Some of this is true, much of it is not. I don’t yet know the next steps in the process, so I’m stopping here for now. I left out the part about building a solid portfolio of magazine features, articles, short stories, poetry, or other related writing, because this post is about the fast-track to success, and nobody wants to hear the hard-work one. Also, I left out the part about writing contests because I got bored with my own post.

Disclaimer: book publishing experiences may vary. Riley’s Ramblings assumes no responsibility for fits of rage, panic, annoyance, or despair that result from reading this. Void in Delaware.

24 comments:

  1. Anonymous10:20 AM

    Cheese, cheese, cheese, cheese -Cheese cheese cheese cheese
    Cheeeeese Wonderful Cheese.

    New Rose Seas :)

    Kisses, Jess Riley

    P.S. For some reason I keep coming back.

    ReplyDelete
  2. I've got enough panic and self doubt in my life without trying to publish a book and making it worse. I'm glad things are working out for you...except for the panic, of course.

    ReplyDelete
  3. i do believe i would have a hard time with the waiting game. i'm way too impatient.

    and there is something to be said for good healthcare, not that i would know anything about it anymore.

    ReplyDelete
  4. Anonymous12:32 PM

    Void in Delaware...hee!
    What a great post!
    I've been asked to speak later this month about getting your book published, which leaves me wondering what on earth I'll say other than, "I'm all for it, but I too have little idea how it happens!"

    ReplyDelete
  5. Anonymous1:35 PM

    Hmmm, "Little Orphan Author". Maybe you could write a play based on that!

    ReplyDelete
  6. Anonymous1:38 PM

    This comment has been removed by a blog administrator.

    ReplyDelete
  7. Anonymous1:42 PM

    This comment has been removed by a blog administrator.

    ReplyDelete
  8. Anonymous1:47 PM

    D'oh! Your comment thingy is playing tricks on me!

    ReplyDelete
  9. You make it sound so glamorous. :?)

    ReplyDelete
  10. Even if more than 70% of it is false, I'm amazed that you're still walking and coherent.

    ReplyDelete
  11. You've just scared the shit out of me.

    I'm considering tearing up my contract with my agent.

    Oh wait, I didn't sign one.

    A handshake is valid, right? ; )

    ReplyDelete
  12. Anonymous11:29 PM

    I think the most important part is a good agent, Jess.

    At least then you can say that somebody in the publishing business recognizes your brilliance.

    ReplyDelete
  13. I'm just glad to say that I knew you when....

    ReplyDelete
  14. What a process! Thanks for the insider's view of what REALLY goes on ;-)

    ReplyDelete
  15. You *are* brilliant, Jess. I can't wait to read your book and I believe everything in your post :)

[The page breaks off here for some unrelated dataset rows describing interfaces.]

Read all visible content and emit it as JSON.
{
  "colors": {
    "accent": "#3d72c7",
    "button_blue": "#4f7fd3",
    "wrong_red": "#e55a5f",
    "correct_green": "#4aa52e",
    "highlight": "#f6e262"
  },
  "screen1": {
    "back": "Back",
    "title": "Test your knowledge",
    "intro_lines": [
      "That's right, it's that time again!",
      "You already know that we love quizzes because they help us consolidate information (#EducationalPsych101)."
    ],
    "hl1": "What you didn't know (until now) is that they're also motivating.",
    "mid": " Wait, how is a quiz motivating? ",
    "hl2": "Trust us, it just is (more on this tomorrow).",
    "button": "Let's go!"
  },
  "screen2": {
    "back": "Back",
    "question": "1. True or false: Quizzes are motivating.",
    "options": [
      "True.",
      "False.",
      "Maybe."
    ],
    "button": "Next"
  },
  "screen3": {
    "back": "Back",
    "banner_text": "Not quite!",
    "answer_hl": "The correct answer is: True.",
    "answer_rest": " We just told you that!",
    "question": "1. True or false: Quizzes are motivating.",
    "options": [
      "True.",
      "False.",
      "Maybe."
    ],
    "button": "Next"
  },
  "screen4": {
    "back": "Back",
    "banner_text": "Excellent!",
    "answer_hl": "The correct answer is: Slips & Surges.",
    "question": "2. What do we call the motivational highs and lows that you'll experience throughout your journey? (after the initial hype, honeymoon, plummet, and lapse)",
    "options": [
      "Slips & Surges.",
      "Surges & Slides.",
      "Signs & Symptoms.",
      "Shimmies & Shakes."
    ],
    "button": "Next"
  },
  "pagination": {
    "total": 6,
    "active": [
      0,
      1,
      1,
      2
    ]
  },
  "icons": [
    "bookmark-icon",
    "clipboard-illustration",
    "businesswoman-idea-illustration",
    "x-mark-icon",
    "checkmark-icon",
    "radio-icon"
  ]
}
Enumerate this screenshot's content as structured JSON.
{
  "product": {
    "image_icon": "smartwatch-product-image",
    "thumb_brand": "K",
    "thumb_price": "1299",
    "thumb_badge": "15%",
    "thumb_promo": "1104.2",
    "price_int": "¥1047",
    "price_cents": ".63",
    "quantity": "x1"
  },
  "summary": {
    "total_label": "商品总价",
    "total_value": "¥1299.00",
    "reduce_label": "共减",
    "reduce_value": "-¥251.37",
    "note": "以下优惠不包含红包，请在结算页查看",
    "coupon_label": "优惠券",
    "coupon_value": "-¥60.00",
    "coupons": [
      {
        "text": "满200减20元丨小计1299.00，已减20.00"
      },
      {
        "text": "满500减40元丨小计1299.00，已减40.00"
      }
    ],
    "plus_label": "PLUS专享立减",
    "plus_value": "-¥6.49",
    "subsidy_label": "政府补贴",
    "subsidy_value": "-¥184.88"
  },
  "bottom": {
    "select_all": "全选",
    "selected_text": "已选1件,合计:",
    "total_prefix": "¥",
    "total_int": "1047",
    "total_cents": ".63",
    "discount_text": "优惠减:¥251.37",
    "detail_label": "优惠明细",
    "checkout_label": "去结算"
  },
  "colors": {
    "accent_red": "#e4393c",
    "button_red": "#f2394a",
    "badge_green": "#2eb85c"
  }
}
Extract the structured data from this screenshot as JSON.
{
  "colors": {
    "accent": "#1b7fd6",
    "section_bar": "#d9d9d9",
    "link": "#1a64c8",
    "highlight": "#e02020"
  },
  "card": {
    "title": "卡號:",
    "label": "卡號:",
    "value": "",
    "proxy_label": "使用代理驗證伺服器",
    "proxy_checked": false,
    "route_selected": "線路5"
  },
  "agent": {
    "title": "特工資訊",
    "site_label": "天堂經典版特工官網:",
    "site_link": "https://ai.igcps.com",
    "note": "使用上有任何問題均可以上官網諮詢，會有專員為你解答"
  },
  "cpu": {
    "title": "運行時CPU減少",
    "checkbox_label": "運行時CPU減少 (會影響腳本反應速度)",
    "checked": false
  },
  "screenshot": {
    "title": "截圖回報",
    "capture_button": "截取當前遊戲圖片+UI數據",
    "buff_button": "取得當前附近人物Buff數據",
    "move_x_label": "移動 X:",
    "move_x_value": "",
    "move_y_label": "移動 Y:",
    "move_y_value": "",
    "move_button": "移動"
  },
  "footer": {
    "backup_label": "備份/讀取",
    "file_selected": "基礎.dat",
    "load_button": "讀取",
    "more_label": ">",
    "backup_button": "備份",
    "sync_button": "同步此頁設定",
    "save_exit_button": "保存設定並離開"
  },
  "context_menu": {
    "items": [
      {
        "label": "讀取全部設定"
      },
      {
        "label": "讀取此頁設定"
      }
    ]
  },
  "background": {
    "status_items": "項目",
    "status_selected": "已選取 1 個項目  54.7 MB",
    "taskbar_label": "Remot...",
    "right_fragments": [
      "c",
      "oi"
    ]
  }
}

    ReplyDelete
  16. Jess, you slay me. I can't see how your book will be anything less than brilliant. And if you ever find anyone who says different, just let me at 'em.

    ReplyDelete
  17. Stephen King in On Writing said that when he got his first advance he and his wife said nothing. They just hugged in the middle of the room with tears streaming.

    Granted, his was a little more than most advances, but even publication can be emotional.

    ReplyDelete
  18. Anonymous10:31 AM

    Holy cow. That's scary. Contracts are scary period.

    ReplyDelete
  19. I'll look for your appearance at Prairie Lights bookstore in Iowa City and come see you so you can sign my book!

    ReplyDelete
  20. And here I am thinking about moving to Delaware. Shoot.

    You know, this series could be a great gift-giving opportunity. Why not turn it into your next-next book?

    ReplyDelete
  21. Anonymous7:25 AM

    This is all so very funny and I can't wait to read your book!

    ReplyDelete
  22. Is it okay if I just scream often and randomly anyway?

    I hope so, 'cause girrrlllll...I been doin' it fo years... shhiittttt....

    ReplyDelete
  23. Okay, so when does it come out now? I want to read this fucking thing already. Damn. Oh, how are you?

    ReplyDelete
  24. Love the blog. Hate short-oversimplifications so much I almost didn't tell you.

    ReplyDelete